**ASSIGNMENT:**
Through to the final line, write out the records below exactly, omitting any images they contain.

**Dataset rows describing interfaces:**

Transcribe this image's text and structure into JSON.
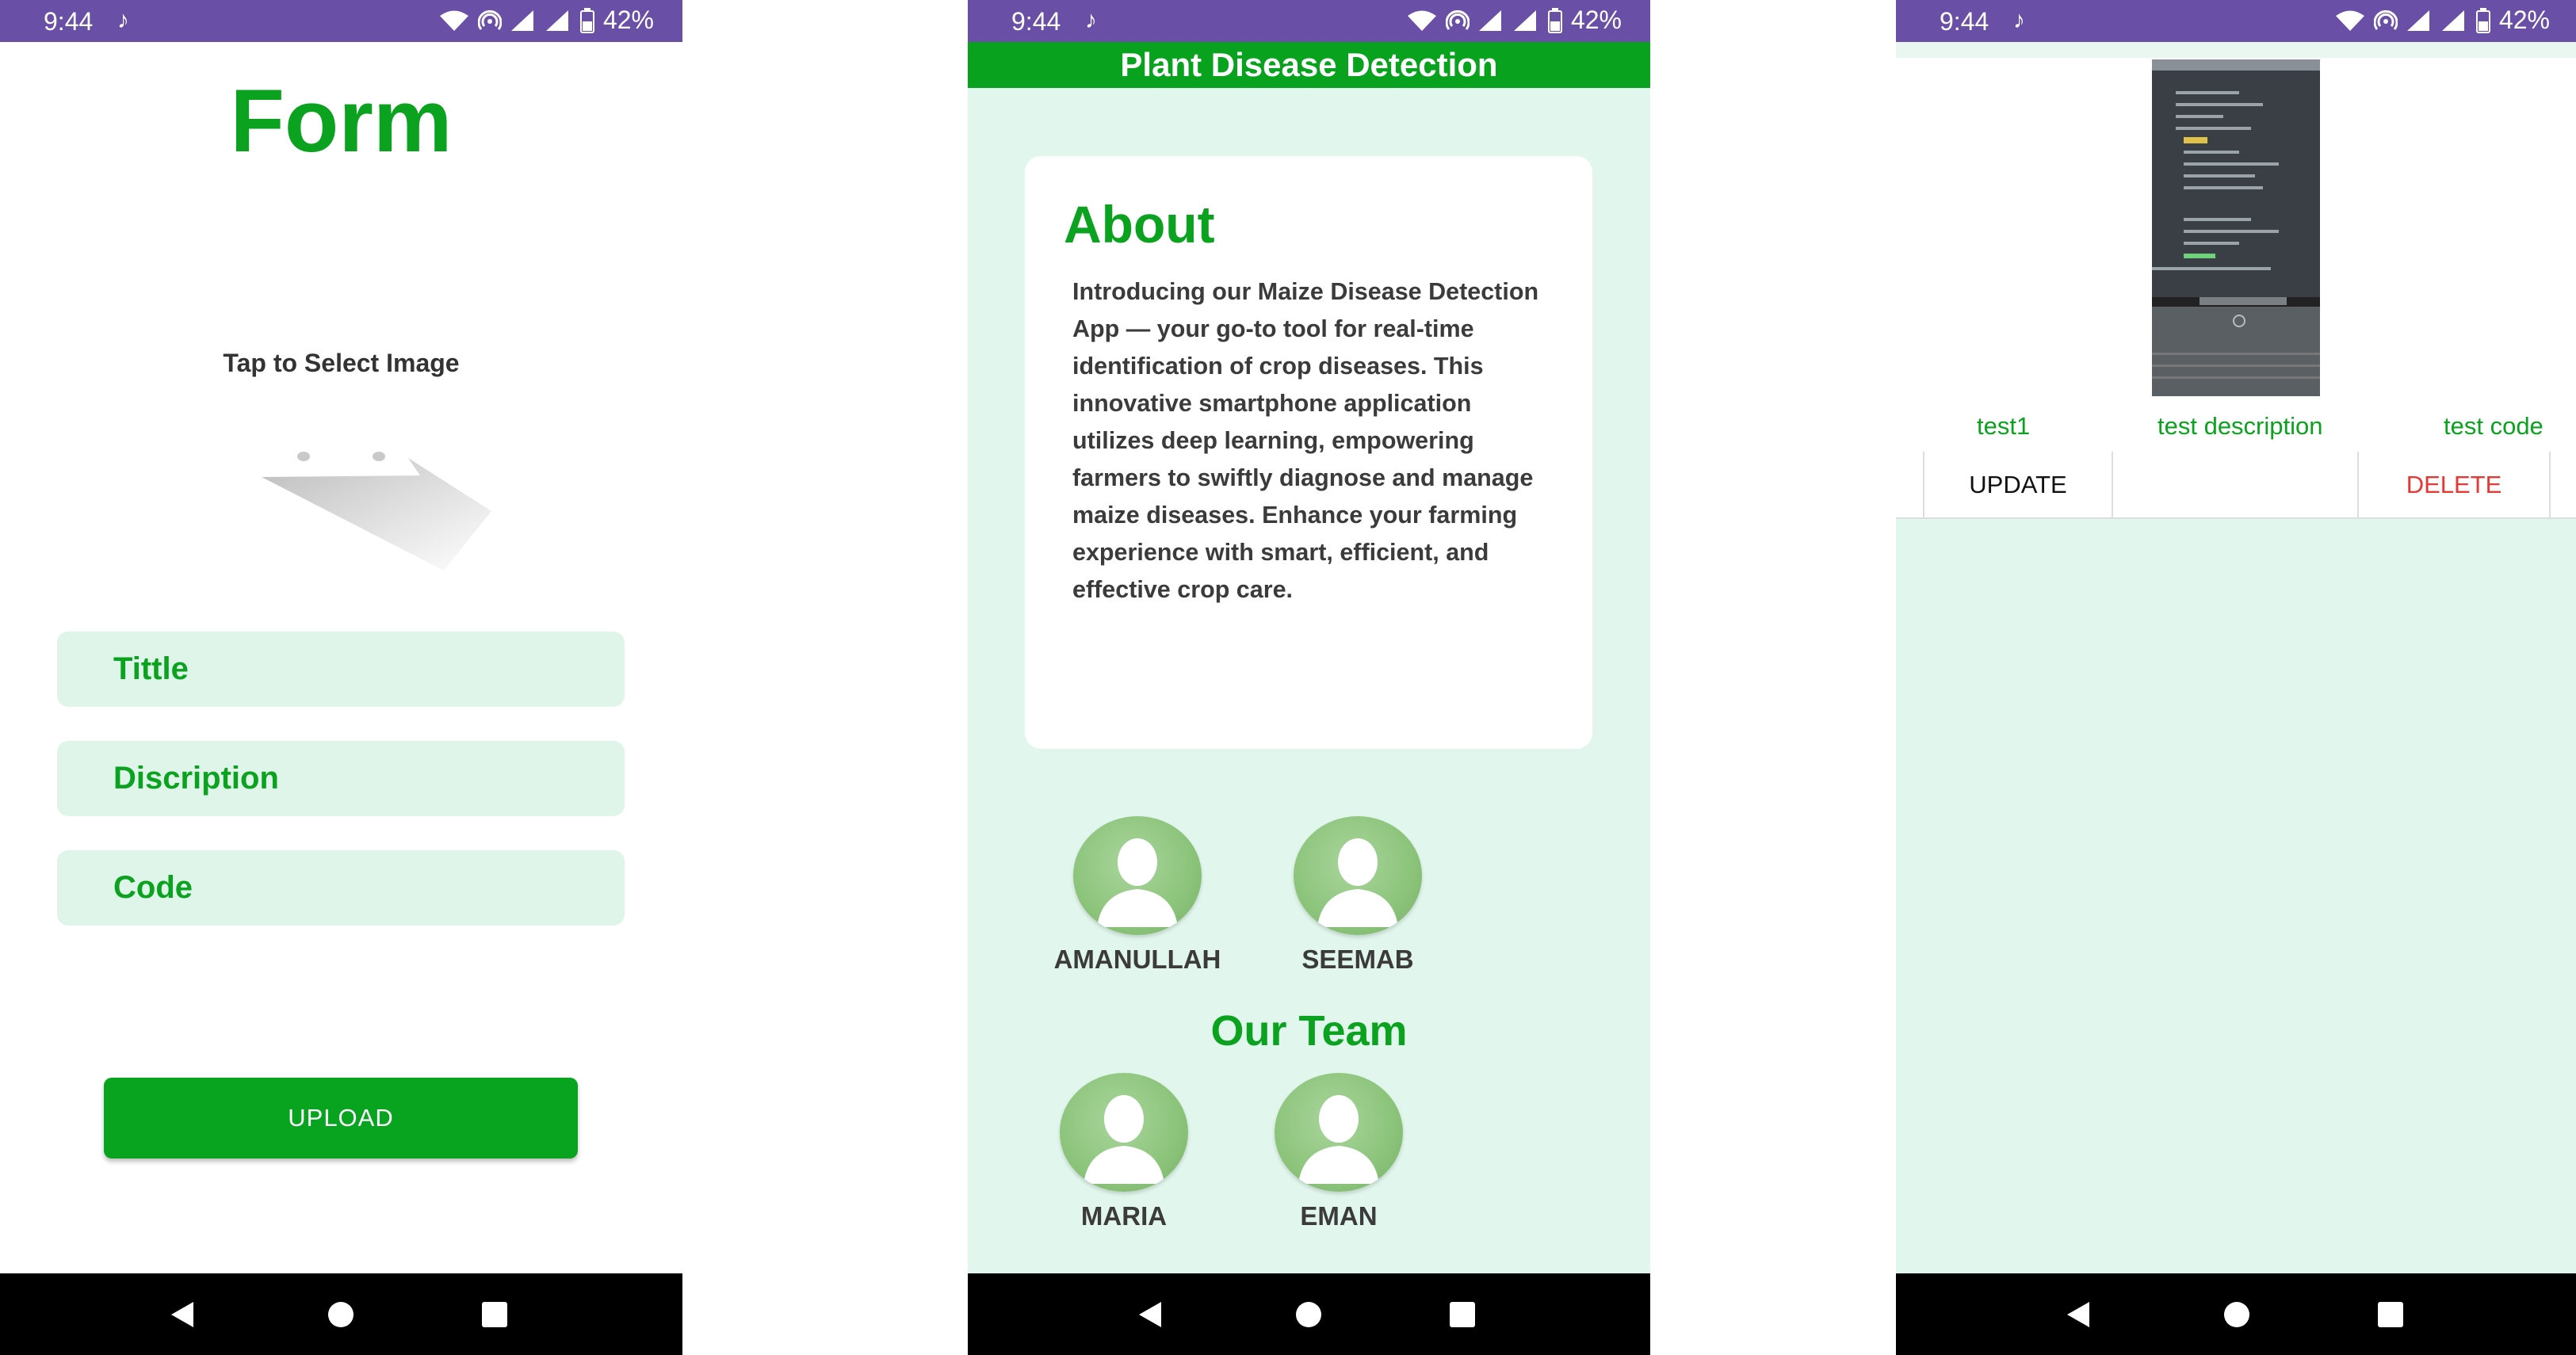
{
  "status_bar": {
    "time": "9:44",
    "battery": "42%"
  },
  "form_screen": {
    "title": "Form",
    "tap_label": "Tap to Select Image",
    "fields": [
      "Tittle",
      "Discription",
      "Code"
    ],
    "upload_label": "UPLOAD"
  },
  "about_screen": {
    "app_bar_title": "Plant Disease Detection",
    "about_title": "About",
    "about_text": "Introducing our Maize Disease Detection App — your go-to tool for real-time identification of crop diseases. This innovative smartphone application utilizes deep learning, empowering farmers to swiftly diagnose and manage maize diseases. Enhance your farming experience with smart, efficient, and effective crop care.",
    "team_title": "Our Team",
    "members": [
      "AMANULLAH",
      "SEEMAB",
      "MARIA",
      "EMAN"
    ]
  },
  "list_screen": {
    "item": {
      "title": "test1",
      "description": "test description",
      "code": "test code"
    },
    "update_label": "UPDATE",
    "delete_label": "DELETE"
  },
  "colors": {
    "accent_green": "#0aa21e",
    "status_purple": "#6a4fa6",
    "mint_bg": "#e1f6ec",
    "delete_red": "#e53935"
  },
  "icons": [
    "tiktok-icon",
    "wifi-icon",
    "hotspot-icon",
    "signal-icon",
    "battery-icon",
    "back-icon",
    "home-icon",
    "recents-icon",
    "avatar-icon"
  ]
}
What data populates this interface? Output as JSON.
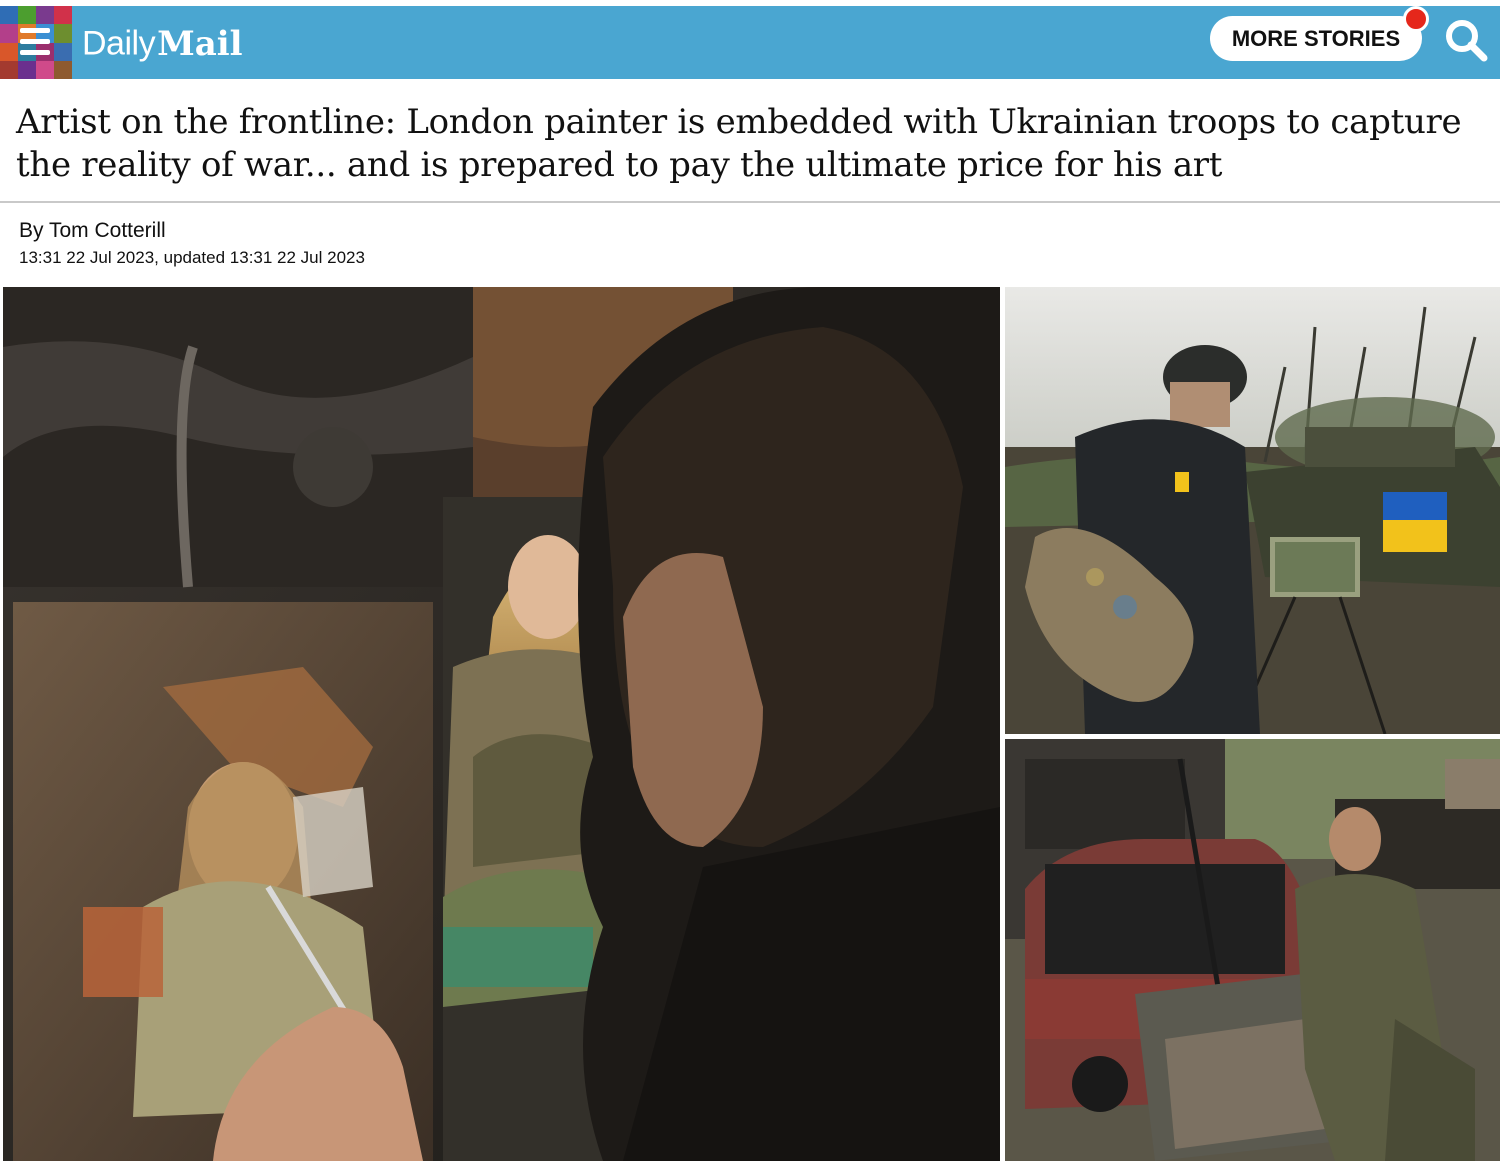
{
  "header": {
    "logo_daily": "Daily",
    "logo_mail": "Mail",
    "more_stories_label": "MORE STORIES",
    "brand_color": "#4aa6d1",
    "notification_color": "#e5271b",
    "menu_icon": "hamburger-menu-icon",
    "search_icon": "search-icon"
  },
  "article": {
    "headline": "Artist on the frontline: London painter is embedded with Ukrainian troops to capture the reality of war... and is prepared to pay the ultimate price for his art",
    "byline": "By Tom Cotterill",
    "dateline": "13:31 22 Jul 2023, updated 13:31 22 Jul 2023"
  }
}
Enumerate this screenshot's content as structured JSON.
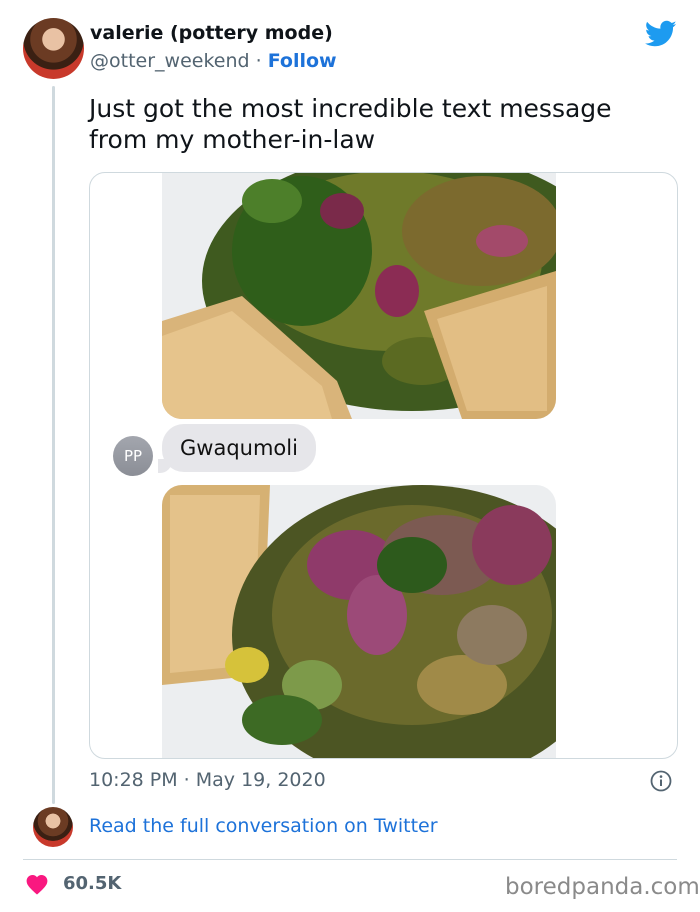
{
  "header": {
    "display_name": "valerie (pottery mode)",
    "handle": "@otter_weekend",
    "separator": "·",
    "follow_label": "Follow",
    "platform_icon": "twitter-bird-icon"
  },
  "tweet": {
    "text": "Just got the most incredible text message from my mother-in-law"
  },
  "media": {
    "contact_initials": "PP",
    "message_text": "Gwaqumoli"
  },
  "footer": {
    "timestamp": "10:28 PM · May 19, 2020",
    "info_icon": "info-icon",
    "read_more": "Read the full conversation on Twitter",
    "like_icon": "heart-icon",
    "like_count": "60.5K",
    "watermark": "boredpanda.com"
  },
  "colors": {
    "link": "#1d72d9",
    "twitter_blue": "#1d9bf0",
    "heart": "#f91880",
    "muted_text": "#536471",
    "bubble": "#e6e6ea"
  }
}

**REPLY:**
Transcribe this image's text and structure into JSON.
{
  "status_bar": {
    "time": "9:44",
    "battery": "42%"
  },
  "form_screen": {
    "title": "Form",
    "tap_label": "Tap to Select Image",
    "fields": [
      "Tittle",
      "Discription",
      "Code"
    ],
    "upload_label": "UPLOAD"
  },
  "about_screen": {
    "app_bar_title": "Plant Disease Detection",
    "about_title": "About",
    "about_text": "Introducing our Maize Disease Detection App — your go-to tool for real-time identification of crop diseases. This innovative smartphone application utilizes deep learning, empowering farmers to swiftly diagnose and manage maize diseases. Enhance your farming experience with smart, efficient, and effective crop care.",
    "team_title": "Our Team",
    "members": [
      "AMANULLAH",
      "SEEMAB",
      "MARIA",
      "EMAN"
    ]
  },
  "list_screen": {
    "item": {
      "title": "test1",
      "description": "test description",
      "code": "test code"
    },
    "update_label": "UPDATE",
    "delete_label": "DELETE"
  },
  "colors": {
    "accent_green": "#0aa21e",
    "status_purple": "#6a4fa6",
    "mint_bg": "#e1f6ec",
    "delete_red": "#e53935"
  },
  "icons": [
    "tiktok-icon",
    "wifi-icon",
    "hotspot-icon",
    "signal-icon",
    "battery-icon",
    "back-icon",
    "home-icon",
    "recents-icon",
    "avatar-icon"
  ]
}
What data populates this interface? Output as JSON.
{
  "header": {
    "logo_daily": "Daily",
    "logo_mail": "Mail",
    "more_stories_label": "MORE STORIES",
    "brand_color": "#4aa6d1",
    "notification_color": "#e5271b",
    "menu_icon": "hamburger-menu-icon",
    "search_icon": "search-icon"
  },
  "article": {
    "headline": "Artist on the frontline: London painter is embedded with Ukrainian troops to capture the reality of war... and is prepared to pay the ultimate price for his art",
    "byline": "By Tom Cotterill",
    "dateline": "13:31 22 Jul 2023, updated 13:31 22 Jul 2023"
  }
}
Enumerate this screenshot's content as structured JSON.
{
  "header": {
    "display_name": "valerie (pottery mode)",
    "handle": "@otter_weekend",
    "separator": "·",
    "follow_label": "Follow",
    "platform_icon": "twitter-bird-icon"
  },
  "tweet": {
    "text": "Just got the most incredible text message from my mother-in-law"
  },
  "media": {
    "contact_initials": "PP",
    "message_text": "Gwaqumoli"
  },
  "footer": {
    "timestamp": "10:28 PM · May 19, 2020",
    "info_icon": "info-icon",
    "read_more": "Read the full conversation on Twitter",
    "like_icon": "heart-icon",
    "like_count": "60.5K",
    "watermark": "boredpanda.com"
  },
  "colors": {
    "link": "#1d72d9",
    "twitter_blue": "#1d9bf0",
    "heart": "#f91880",
    "muted_text": "#536471",
    "bubble": "#e6e6ea"
  }
}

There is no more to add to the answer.